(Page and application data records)
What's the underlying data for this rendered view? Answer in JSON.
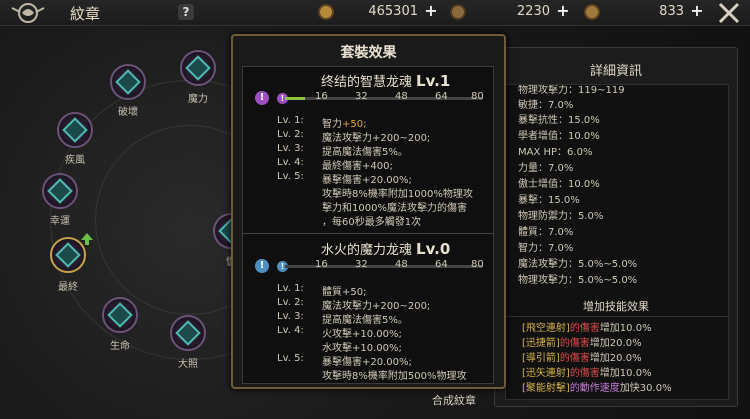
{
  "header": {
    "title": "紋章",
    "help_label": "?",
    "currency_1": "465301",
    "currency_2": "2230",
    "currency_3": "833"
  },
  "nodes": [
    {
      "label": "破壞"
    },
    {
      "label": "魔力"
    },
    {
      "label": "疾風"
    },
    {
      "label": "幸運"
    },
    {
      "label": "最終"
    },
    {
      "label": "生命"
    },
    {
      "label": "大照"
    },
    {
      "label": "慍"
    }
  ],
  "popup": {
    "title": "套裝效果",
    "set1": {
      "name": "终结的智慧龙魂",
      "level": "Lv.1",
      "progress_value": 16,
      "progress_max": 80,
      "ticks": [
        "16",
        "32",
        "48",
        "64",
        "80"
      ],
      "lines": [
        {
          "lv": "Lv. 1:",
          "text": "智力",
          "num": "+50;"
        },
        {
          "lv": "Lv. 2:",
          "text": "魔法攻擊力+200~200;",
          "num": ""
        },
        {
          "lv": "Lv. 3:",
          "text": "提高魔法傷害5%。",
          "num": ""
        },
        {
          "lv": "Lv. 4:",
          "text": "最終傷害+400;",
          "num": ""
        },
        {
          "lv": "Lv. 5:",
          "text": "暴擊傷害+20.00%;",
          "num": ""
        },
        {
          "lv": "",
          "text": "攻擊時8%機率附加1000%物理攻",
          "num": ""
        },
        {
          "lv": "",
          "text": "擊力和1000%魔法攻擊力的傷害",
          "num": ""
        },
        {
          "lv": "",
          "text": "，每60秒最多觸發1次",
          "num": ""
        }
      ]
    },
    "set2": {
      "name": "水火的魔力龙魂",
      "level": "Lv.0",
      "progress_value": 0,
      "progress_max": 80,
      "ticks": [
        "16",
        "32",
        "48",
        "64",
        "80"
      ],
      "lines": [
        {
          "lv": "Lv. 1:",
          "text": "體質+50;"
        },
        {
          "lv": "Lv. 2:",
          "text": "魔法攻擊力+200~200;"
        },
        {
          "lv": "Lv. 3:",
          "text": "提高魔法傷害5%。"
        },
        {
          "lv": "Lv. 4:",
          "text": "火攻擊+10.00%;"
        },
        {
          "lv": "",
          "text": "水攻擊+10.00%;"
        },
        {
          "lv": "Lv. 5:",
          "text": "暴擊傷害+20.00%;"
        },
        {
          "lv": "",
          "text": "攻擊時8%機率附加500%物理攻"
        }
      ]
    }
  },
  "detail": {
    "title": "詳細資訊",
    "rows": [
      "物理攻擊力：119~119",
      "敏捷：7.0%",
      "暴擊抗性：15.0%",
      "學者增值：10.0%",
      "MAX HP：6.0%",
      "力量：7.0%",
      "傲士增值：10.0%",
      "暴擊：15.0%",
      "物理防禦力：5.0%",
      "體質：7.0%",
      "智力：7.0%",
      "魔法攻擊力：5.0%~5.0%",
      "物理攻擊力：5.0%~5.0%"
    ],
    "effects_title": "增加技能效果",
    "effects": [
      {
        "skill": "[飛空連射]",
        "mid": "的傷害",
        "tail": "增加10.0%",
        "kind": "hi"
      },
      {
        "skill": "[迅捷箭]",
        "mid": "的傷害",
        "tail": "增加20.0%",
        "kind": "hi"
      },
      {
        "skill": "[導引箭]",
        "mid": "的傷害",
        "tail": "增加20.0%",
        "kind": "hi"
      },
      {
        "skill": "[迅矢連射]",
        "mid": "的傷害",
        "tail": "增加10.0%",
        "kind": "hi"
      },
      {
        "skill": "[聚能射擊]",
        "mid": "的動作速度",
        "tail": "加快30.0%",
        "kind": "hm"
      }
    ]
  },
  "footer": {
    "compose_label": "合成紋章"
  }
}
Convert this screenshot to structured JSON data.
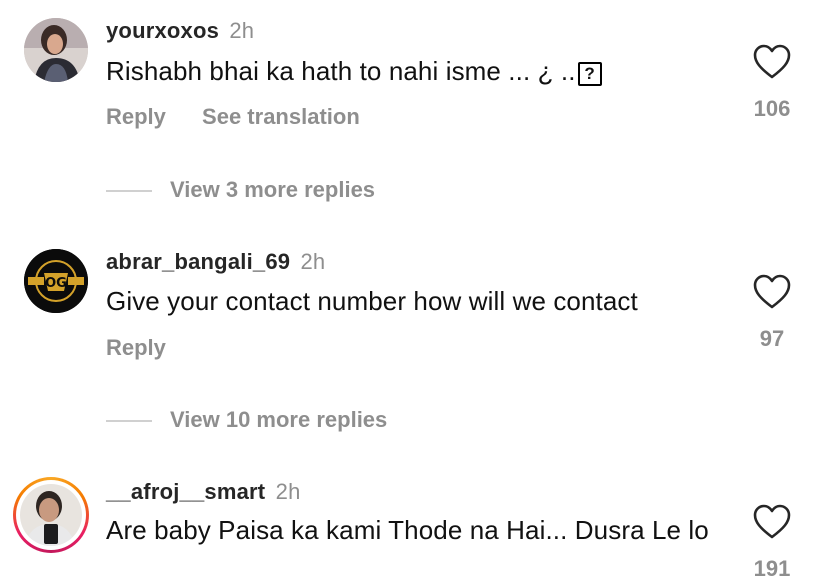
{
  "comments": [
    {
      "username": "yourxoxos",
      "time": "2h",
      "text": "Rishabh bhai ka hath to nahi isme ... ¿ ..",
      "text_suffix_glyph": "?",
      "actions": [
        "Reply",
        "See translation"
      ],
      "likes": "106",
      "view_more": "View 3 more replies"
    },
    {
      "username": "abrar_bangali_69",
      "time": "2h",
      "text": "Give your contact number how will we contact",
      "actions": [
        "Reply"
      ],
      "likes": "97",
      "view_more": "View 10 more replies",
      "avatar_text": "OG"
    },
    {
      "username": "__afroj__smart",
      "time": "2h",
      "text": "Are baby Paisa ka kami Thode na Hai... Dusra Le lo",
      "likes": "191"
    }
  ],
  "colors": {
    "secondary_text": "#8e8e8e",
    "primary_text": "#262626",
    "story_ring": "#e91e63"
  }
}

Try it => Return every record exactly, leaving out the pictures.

Written answer =>
What's the underlying data for this rendered view? Answer in JSON.
{
  "header": {
    "title": "紋章",
    "help_label": "?",
    "currency_1": "465301",
    "currency_2": "2230",
    "currency_3": "833"
  },
  "nodes": [
    {
      "label": "破壞"
    },
    {
      "label": "魔力"
    },
    {
      "label": "疾風"
    },
    {
      "label": "幸運"
    },
    {
      "label": "最終"
    },
    {
      "label": "生命"
    },
    {
      "label": "大照"
    },
    {
      "label": "慍"
    }
  ],
  "popup": {
    "title": "套裝效果",
    "set1": {
      "name": "终结的智慧龙魂",
      "level": "Lv.1",
      "progress_value": 16,
      "progress_max": 80,
      "ticks": [
        "16",
        "32",
        "48",
        "64",
        "80"
      ],
      "lines": [
        {
          "lv": "Lv. 1:",
          "text": "智力",
          "num": "+50;"
        },
        {
          "lv": "Lv. 2:",
          "text": "魔法攻擊力+200~200;",
          "num": ""
        },
        {
          "lv": "Lv. 3:",
          "text": "提高魔法傷害5%。",
          "num": ""
        },
        {
          "lv": "Lv. 4:",
          "text": "最終傷害+400;",
          "num": ""
        },
        {
          "lv": "Lv. 5:",
          "text": "暴擊傷害+20.00%;",
          "num": ""
        },
        {
          "lv": "",
          "text": "攻擊時8%機率附加1000%物理攻",
          "num": ""
        },
        {
          "lv": "",
          "text": "擊力和1000%魔法攻擊力的傷害",
          "num": ""
        },
        {
          "lv": "",
          "text": "，每60秒最多觸發1次",
          "num": ""
        }
      ]
    },
    "set2": {
      "name": "水火的魔力龙魂",
      "level": "Lv.0",
      "progress_value": 0,
      "progress_max": 80,
      "ticks": [
        "16",
        "32",
        "48",
        "64",
        "80"
      ],
      "lines": [
        {
          "lv": "Lv. 1:",
          "text": "體質+50;"
        },
        {
          "lv": "Lv. 2:",
          "text": "魔法攻擊力+200~200;"
        },
        {
          "lv": "Lv. 3:",
          "text": "提高魔法傷害5%。"
        },
        {
          "lv": "Lv. 4:",
          "text": "火攻擊+10.00%;"
        },
        {
          "lv": "",
          "text": "水攻擊+10.00%;"
        },
        {
          "lv": "Lv. 5:",
          "text": "暴擊傷害+20.00%;"
        },
        {
          "lv": "",
          "text": "攻擊時8%機率附加500%物理攻"
        }
      ]
    }
  },
  "detail": {
    "title": "詳細資訊",
    "rows": [
      "物理攻擊力：119~119",
      "敏捷：7.0%",
      "暴擊抗性：15.0%",
      "學者增值：10.0%",
      "MAX HP：6.0%",
      "力量：7.0%",
      "傲士增值：10.0%",
      "暴擊：15.0%",
      "物理防禦力：5.0%",
      "體質：7.0%",
      "智力：7.0%",
      "魔法攻擊力：5.0%~5.0%",
      "物理攻擊力：5.0%~5.0%"
    ],
    "effects_title": "增加技能效果",
    "effects": [
      {
        "skill": "[飛空連射]",
        "mid": "的傷害",
        "tail": "增加10.0%",
        "kind": "hi"
      },
      {
        "skill": "[迅捷箭]",
        "mid": "的傷害",
        "tail": "增加20.0%",
        "kind": "hi"
      },
      {
        "skill": "[導引箭]",
        "mid": "的傷害",
        "tail": "增加20.0%",
        "kind": "hi"
      },
      {
        "skill": "[迅矢連射]",
        "mid": "的傷害",
        "tail": "增加10.0%",
        "kind": "hi"
      },
      {
        "skill": "[聚能射擊]",
        "mid": "的動作速度",
        "tail": "加快30.0%",
        "kind": "hm"
      }
    ]
  },
  "footer": {
    "compose_label": "合成紋章"
  }
}
Convert this screenshot to structured JSON data.
{
  "comments": [
    {
      "username": "yourxoxos",
      "time": "2h",
      "text": "Rishabh bhai ka hath to nahi isme ... ¿ ..",
      "text_suffix_glyph": "?",
      "actions": [
        "Reply",
        "See translation"
      ],
      "likes": "106",
      "view_more": "View 3 more replies"
    },
    {
      "username": "abrar_bangali_69",
      "time": "2h",
      "text": "Give your contact number how will we contact",
      "actions": [
        "Reply"
      ],
      "likes": "97",
      "view_more": "View 10 more replies",
      "avatar_text": "OG"
    },
    {
      "username": "__afroj__smart",
      "time": "2h",
      "text": "Are baby Paisa ka kami Thode na Hai... Dusra Le lo",
      "likes": "191"
    }
  ],
  "colors": {
    "secondary_text": "#8e8e8e",
    "primary_text": "#262626",
    "story_ring": "#e91e63"
  }
}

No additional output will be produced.